Of the 10 candidates that answered the question, two indicated support for some kind of restriction on post-viability abortion: Sen. Amy Klobuchar, D-Minn., and former Pennsylvania Rep. Joe Sestak.
Sen. Klobuchar’s spokeswoman Carlie Waibel responded, “Senator Klobuchar believes any restrictions must be consistent with Roe v. Wade.”
“While I am loath to ever get between a woman and her doctor — for I believe that is not a proper place for government — I do believe that after the point of viability abortion should only be performed when there is a threat to the life or health of the mother,” Sestak replied, “or in cases when it is determined that the developing fetus will not be able to survive outside the womb.”
Some candidates, like former Vice President Joe Biden, did not answer the viability question at all. Biden, who was baptized Catholic, has had a series of reversals on the abortion issue. Most recently, he came out in opposition to the Hyde Amendment, which bars the use of taxpayer funds for abortions.
The Supreme Court discussed the viability standard in their 1973 Roe v. Wade decision, and their 1992 Planned Parenthood v. Casey decision.
In Casey, the high court wrote that the government “may not prohibit any woman from making the ultimate decision to terminate her pregnancy before viability,” and reaffirmed from Roe that "subsequent to viability, the State in promoting its interest in the potentiality of human life may, if it chooses, regulate, and even proscribe, abortion except where it is necessary, in appropriate medical judgment, for the preservation of the life or health of the mother."
Roe v. Wade defined viable as “potentially able to live outside the mother's womb, albeit with artificial aid,” adding that “viability is usually placed at about seven months (28 weeks) but may occur earlier, even at 24 weeks.”

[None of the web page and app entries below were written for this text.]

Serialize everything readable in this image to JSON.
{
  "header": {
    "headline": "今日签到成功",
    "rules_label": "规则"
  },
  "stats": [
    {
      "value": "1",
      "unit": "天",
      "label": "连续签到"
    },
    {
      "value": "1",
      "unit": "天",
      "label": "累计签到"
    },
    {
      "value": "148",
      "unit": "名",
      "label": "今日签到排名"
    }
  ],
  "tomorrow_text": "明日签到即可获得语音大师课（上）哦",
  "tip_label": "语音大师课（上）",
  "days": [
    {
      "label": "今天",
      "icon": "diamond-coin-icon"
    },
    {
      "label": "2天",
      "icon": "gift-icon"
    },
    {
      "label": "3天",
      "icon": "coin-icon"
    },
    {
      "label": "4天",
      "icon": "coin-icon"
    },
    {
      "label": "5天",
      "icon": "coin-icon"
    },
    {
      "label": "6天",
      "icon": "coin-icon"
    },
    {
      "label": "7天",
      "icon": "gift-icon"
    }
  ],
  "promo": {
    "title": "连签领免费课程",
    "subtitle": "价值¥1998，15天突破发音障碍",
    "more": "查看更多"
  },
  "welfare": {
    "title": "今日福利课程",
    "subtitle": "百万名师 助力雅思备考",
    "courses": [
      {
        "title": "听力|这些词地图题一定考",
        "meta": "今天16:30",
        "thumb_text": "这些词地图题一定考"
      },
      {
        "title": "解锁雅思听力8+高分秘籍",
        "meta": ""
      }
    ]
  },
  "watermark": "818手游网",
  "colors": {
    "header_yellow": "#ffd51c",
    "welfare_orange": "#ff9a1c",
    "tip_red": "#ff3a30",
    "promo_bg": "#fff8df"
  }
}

The Court acknowledged in their 1979 Colautti v. Franklin decision that “different physicians equate viability with different probabilities of survival, and some physicians refuse to equate viability with any numerical probability at all.”
The candidates’ insistence on abortion even after viability is out of step with Gallup polling, which has found that just 28% of Americans support abortion in the second trimester and only 13% support it in the third trimester.